Task statement: What follows is data; output all of it exactly as given.

--- --- ---

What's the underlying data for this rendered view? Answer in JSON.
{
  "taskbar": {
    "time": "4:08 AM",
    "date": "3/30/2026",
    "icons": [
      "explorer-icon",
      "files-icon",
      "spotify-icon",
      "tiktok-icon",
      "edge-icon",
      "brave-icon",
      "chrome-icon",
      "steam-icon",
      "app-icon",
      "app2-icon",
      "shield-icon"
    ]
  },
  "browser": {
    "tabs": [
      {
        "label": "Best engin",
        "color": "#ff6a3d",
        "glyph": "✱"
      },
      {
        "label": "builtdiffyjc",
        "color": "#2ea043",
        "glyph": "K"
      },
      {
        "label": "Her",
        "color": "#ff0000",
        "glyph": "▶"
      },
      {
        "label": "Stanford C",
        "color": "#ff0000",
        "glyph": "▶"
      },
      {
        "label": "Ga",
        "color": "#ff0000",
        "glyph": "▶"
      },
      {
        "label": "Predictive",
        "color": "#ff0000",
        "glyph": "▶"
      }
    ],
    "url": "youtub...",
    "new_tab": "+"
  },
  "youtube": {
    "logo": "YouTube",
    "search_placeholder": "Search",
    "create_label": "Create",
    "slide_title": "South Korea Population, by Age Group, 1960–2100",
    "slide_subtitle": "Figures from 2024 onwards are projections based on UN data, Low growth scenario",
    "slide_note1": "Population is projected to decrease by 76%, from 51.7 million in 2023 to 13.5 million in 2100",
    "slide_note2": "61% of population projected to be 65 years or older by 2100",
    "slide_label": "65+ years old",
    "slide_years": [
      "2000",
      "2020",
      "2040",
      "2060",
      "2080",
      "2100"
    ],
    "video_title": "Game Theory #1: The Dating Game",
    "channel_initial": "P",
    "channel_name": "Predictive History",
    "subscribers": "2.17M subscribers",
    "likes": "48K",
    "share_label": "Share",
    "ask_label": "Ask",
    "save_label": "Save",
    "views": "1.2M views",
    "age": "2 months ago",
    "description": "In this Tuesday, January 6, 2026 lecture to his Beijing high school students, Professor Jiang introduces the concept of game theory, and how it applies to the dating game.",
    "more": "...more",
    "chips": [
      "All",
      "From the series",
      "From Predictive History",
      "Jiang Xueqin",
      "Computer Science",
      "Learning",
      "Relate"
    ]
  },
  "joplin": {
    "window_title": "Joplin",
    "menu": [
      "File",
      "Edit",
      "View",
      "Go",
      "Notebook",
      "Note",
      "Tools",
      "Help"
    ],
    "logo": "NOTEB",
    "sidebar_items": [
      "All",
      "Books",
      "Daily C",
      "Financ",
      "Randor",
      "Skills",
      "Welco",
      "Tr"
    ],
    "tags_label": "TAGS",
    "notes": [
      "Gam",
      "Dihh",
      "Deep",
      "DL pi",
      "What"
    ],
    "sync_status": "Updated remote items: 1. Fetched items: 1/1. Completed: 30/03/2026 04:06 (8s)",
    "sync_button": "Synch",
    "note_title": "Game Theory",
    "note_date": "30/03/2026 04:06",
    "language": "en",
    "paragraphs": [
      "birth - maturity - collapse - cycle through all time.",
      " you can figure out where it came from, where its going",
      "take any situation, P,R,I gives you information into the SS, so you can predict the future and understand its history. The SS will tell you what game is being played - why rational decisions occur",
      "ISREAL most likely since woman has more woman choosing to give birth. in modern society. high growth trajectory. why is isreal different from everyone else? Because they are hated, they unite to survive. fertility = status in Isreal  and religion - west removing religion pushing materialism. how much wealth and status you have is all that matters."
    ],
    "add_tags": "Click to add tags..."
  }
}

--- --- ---

Response:
What's the underlying data for this rendered view? Answer in JSON.
{
  "taskbar": {
    "time": "4:08 AM",
    "date": "3/30/2026",
    "icons": [
      "explorer-icon",
      "files-icon",
      "spotify-icon",
      "tiktok-icon",
      "edge-icon",
      "brave-icon",
      "chrome-icon",
      "steam-icon",
      "app-icon",
      "app2-icon",
      "shield-icon"
    ]
  },
  "browser": {
    "tabs": [
      {
        "label": "Best engin",
        "color": "#ff6a3d",
        "glyph": "✱"
      },
      {
        "label": "builtdiffyjc",
        "color": "#2ea043",
        "glyph": "K"
      },
      {
        "label": "Her",
        "color": "#ff0000",
        "glyph": "▶"
      },
      {
        "label": "Stanford C",
        "color": "#ff0000",
        "glyph": "▶"
      },
      {
        "label": "Ga",
        "color": "#ff0000",
        "glyph": "▶"
      },
      {
        "label": "Predictive",
        "color": "#ff0000",
        "glyph": "▶"
      }
    ],
    "url": "youtub...",
    "new_tab": "+"
  },
  "youtube": {
    "logo": "YouTube",
    "search_placeholder": "Search",
    "create_label": "Create",
    "slide_title": "South Korea Population, by Age Group, 1960–2100",
    "slide_subtitle": "Figures from 2024 onwards are projections based on UN data, Low growth scenario",
    "slide_note1": "Population is projected to decrease by 76%, from 51.7 million in 2023 to 13.5 million in 2100",
    "slide_note2": "61% of population projected to be 65 years or older by 2100",
    "slide_label": "65+ years old",
    "slide_years": [
      "2000",
      "2020",
      "2040",
      "2060",
      "2080",
      "2100"
    ],
    "video_title": "Game Theory #1: The Dating Game",
    "channel_initial": "P",
    "channel_name": "Predictive History",
    "subscribers": "2.17M subscribers",
    "likes": "48K",
    "share_label": "Share",
    "ask_label": "Ask",
    "save_label": "Save",
    "views": "1.2M views",
    "age": "2 months ago",
    "description": "In this Tuesday, January 6, 2026 lecture to his Beijing high school students, Professor Jiang introduces the concept of game theory, and how it applies to the dating game.",
    "more": "...more",
    "chips": [
      "All",
      "From the series",
      "From Predictive History",
      "Jiang Xueqin",
      "Computer Science",
      "Learning",
      "Relate"
    ]
  },
  "joplin": {
    "window_title": "Joplin",
    "menu": [
      "File",
      "Edit",
      "View",
      "Go",
      "Notebook",
      "Note",
      "Tools",
      "Help"
    ],
    "logo": "NOTEB",
    "sidebar_items": [
      "All",
      "Books",
      "Daily C",
      "Financ",
      "Randor",
      "Skills",
      "Welco",
      "Tr"
    ],
    "tags_label": "TAGS",
    "notes": [
      "Gam",
      "Dihh",
      "Deep",
      "DL pi",
      "What"
    ],
    "sync_status": "Updated remote items: 1. Fetched items: 1/1. Completed: 30/03/2026 04:06 (8s)",
    "sync_button": "Synch",
    "note_title": "Game Theory",
    "note_date": "30/03/2026 04:06",
    "language": "en",
    "paragraphs": [
      "birth - maturity - collapse - cycle through all time.",
      " you can figure out where it came from, where its going",
      "take any situation, P,R,I gives you information into the SS, so you can predict the future and understand its history. The SS will tell you what game is being played - why rational decisions occur",
      "ISREAL most likely since woman has more woman choosing to give birth. in modern society. high growth trajectory. why is isreal different from everyone else? Because they are hated, they unite to survive. fertility = status in Isreal  and religion - west removing religion pushing materialism. how much wealth and status you have is all that matters."
    ],
    "add_tags": "Click to add tags..."
  }
}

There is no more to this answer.